Half of Bankgesellschaft Berlin's 10-strong London-based credit derivatives team has resigned over the last two months, reportedly because of uncertainty about the firm's ownership. The State of Berlin is expected to decide whether to sell its 81% stake by January, according to officials in Berlin. Frank Boenke, general manager in London, and Reinhard Fröhlich, a BGB spokesman in Berlin, did not return calls.
"The whole bank is concerned about what is going on and even more so [for those] in London," said a credit derivatives official. While departures have hit other departments, such as the asset-backed group, most of these have also been in London because "there is nowhere to go in Berlin." In the latest blow to BGB, Richard Gillingham, head of credit derivatives in London, and a trio of colleagues, have jumped ship to Scotia Capital. Gillingham, who will run the team and started last week, declined to comment on the situation at BGB. The three other team members, Frank Ackermann, Howard Lacy and David Phillips, also declined comment.
"The Bankgesellschaft name was the biggest obstacle when doing business," said a credit derivatives marketer. "Would you like to deal with a bank that might not be around in five years?" However, given the summer lull and the market downturn since the Sept. 11 terrorist attacks, he was unable to say categorically that business was solely and directly affected by these concerns.
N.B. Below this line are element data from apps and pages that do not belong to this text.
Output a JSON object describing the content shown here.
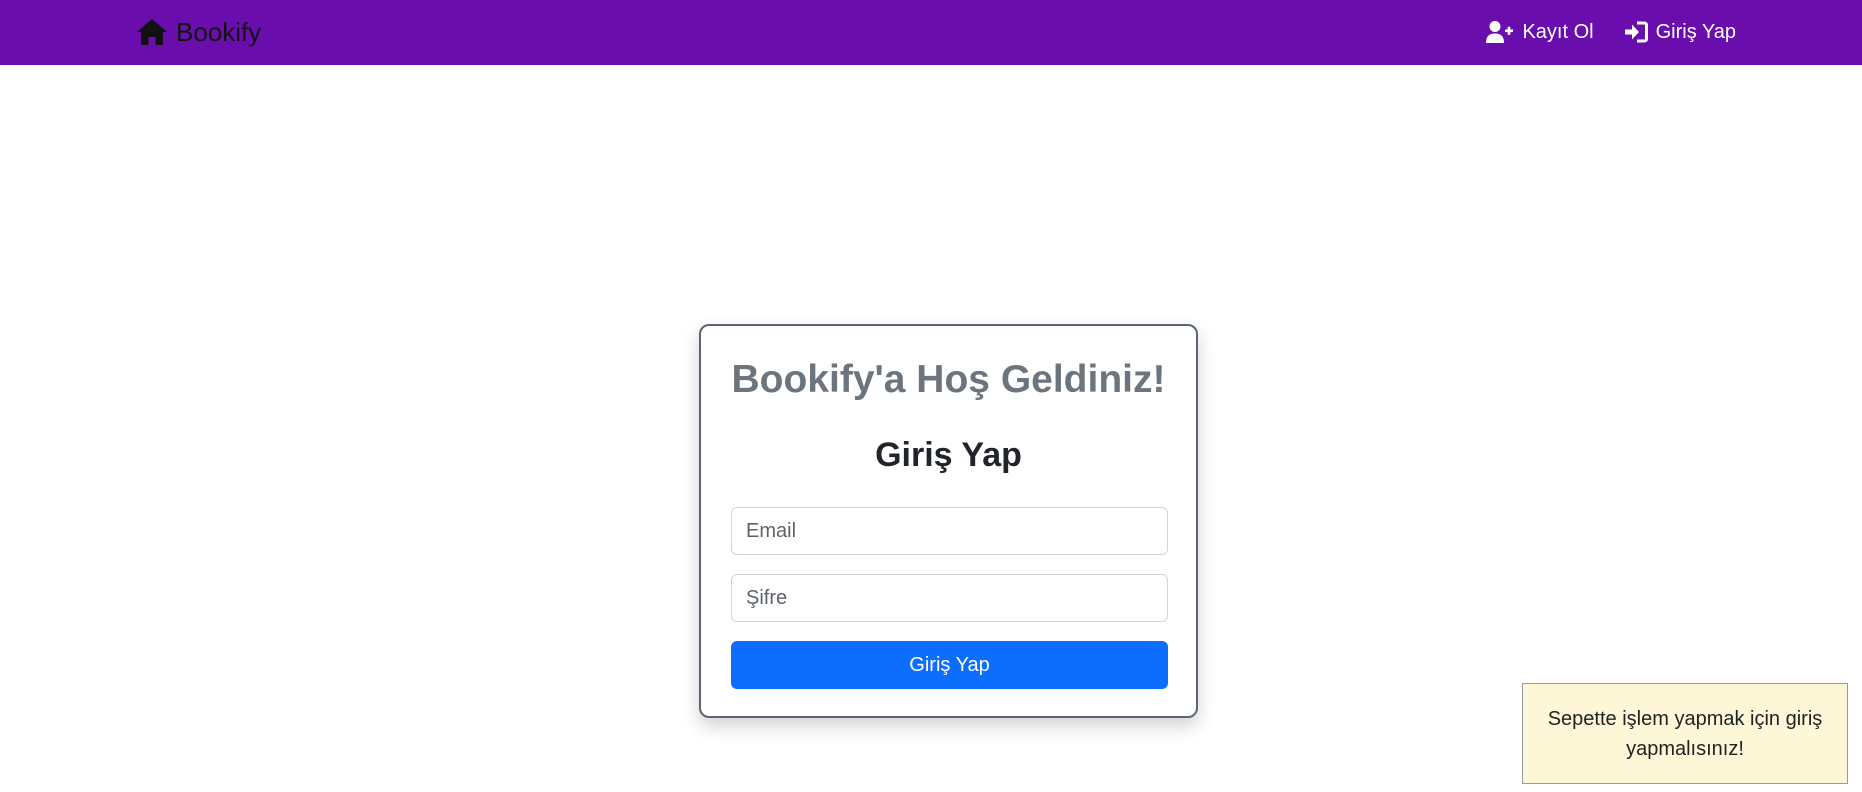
{
  "navbar": {
    "brand": "Bookify",
    "brand_icon": "home-icon",
    "register_label": "Kayıt Ol",
    "register_icon": "user-plus-icon",
    "login_label": "Giriş Yap",
    "login_icon": "sign-in-icon",
    "background_color": "#6a0dad"
  },
  "login_card": {
    "welcome": "Bookify'a Hoş Geldiniz!",
    "title": "Giriş Yap",
    "email_placeholder": "Email",
    "email_value": "",
    "password_placeholder": "Şifre",
    "password_value": "",
    "submit_label": "Giriş Yap",
    "submit_color": "#0d6efd"
  },
  "toast": {
    "message": "Sepette işlem yapmak için giriş yapmalısınız!",
    "background_color": "#fdf7d8"
  }
}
Two credit derivative traders at rival firms said they would either not trade with BGB or would demand collateral because of the pending sale.